I often wonder what might have been different in my life and my ex-husband’s if, when we were in elementary school, the Church had been intentional about teaching kids God’s design for family, marriage, and committed singleness. If instead of picking up the message that we had to get married to find family, we had learned that we’re all made for the intimacy that family provides, regardless of our marital status. If we had been taught how to enjoy deep friendships with multiple people, rather than focusing on finding a forever companion to complete us. If we had known that marriage, while beautiful, is hard work and full of sacrifice and even loneliness sometimes. Or if we had understood that marriage is for the purpose of displaying the gospel and raising kids, not for our own personal fulfillment.
If our children’s minister had spoken about God’s goodness for gay people and how God’s designs for sexual stewardship are good for all people. If my ex-husband had felt safe enough to tell someone that he experienced same-sex attraction when he was eleven rather than hiding it and becoming a “super spiritual Christian guy” until he couldn’t suppress it any longer at age twenty-seven. If I had felt confident enough to discern with God about whether I should get married, rather than looking to marriage to give me worth. If we hadn’t been taught that Christians who weren’t married were less mature and not fit for leadership. If we had both seen people in our churches thriving in committed singleness for the sake of the kingdom. Could the Church of our childhood have prevented our divorce had those things happened?

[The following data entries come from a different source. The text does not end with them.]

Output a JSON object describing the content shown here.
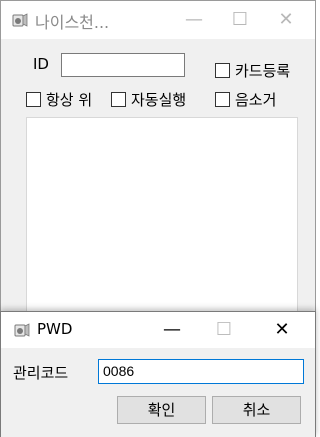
{
  "main_window": {
    "title": "나이스천...",
    "min_glyph": "—",
    "max_glyph": "☐",
    "close_glyph": "✕",
    "id_label": "ID",
    "id_value": "",
    "checkboxes": {
      "card_register": "카드등록",
      "always_on_top": "항상 위",
      "auto_run": "자동실행",
      "mute": "음소거"
    }
  },
  "dialog": {
    "title": "PWD",
    "min_glyph": "—",
    "max_glyph": "☐",
    "close_glyph": "✕",
    "code_label": "관리코드",
    "code_value": "0086",
    "ok_label": "확인",
    "cancel_label": "취소"
  },
  "colors": {
    "focus_border": "#0078d7",
    "window_bg": "#f0f0f0"
  }
}
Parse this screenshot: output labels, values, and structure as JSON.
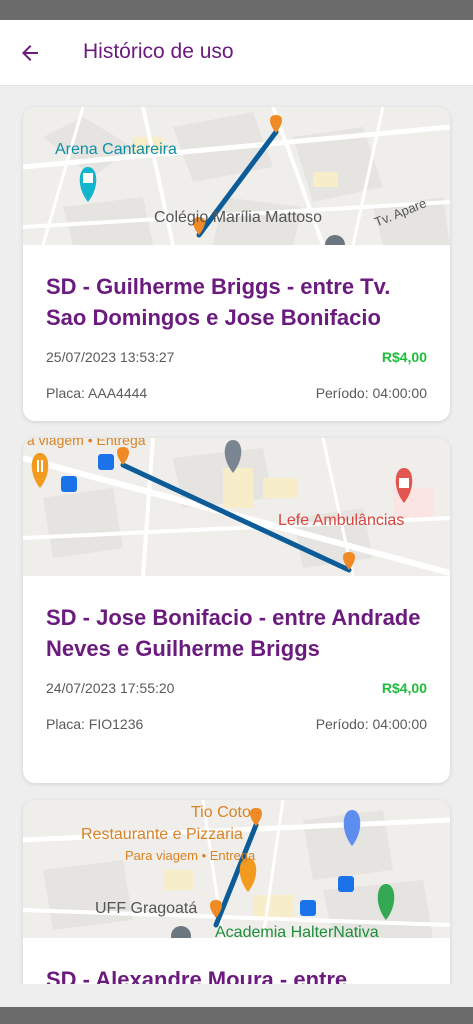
{
  "header": {
    "title": "Histórico de uso"
  },
  "cards": [
    {
      "title": "SD - Guilherme Briggs - entre Tv. Sao Domingos e Jose Bonifacio",
      "datetime": "25/07/2023 13:53:27",
      "price": "R$4,00",
      "plate": "Placa: AAA4444",
      "period": "Período: 04:00:00",
      "map_labels": [
        "Arena Cantareira",
        "Colégio Marília Mattoso",
        "Tv. Apare"
      ]
    },
    {
      "title": "SD - Jose Bonifacio - entre Andrade Neves e Guilherme Briggs",
      "datetime": "24/07/2023 17:55:20",
      "price": "R$4,00",
      "plate": "Placa: FIO1236",
      "period": "Período: 04:00:00",
      "map_labels": [
        "a viagem • Entrega",
        "Lefe Ambulâncias"
      ]
    },
    {
      "title": "SD - Alexandre Moura - entre",
      "map_labels": [
        "Tio Coto -",
        "Restaurante e Pizzaria",
        "Para viagem • Entrega",
        "UFF Gragoatá",
        "Academia HalterNativa"
      ]
    }
  ],
  "colors": {
    "accent": "#6a1b7d",
    "price": "#1fbd3a",
    "route": "#0b5c99",
    "pin": "#f08a24"
  },
  "icons": [
    "back-arrow-icon",
    "map-pin-icon",
    "landmark-icon",
    "restaurant-icon",
    "bus-stop-icon",
    "hospital-icon",
    "education-icon",
    "shopping-icon"
  ]
}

Church, what are we teaching our kids about submitting all of our lives to King Jesus, including the decision to marry? About faithfully stewarding our sexualites according to God’s designs? About the purposes of marriage and the permanency of such a union? About the option of singleness for the sake of kingdom work? Because it matters. What we teach our children now will deeply impact the way they view relationships and where they find contentment later on. And may even prevent a few divorces in the future.
I don’t want any kid who grows up in the Church to come away with the idea that they must marry to find family. Any child who experiences same-sex attraction must hear from pastors and parents that God’s wisdom is good for them, too. None of the kids in our churches should grow up to feel that they must go outside the Church to find the best things in life.
Church, our best work on behalf of marriages is preventing divorce before it happens. And to do that, we must teach our kids about family, intimacy, marriage, singleness, sex, and sexuality in theologically accurate and compassionate ways.
Amber Carroll is the Director of Operations and the Parent Content Specialist for Equip, a ministry dedicated to helping churches become places where LGBT+ Christians can belong and thrive according to a traditional sexual ethic. She has written extensively on how to lead younger kids in conversations about sex and sexuality in theologically accurate and compassionate ways.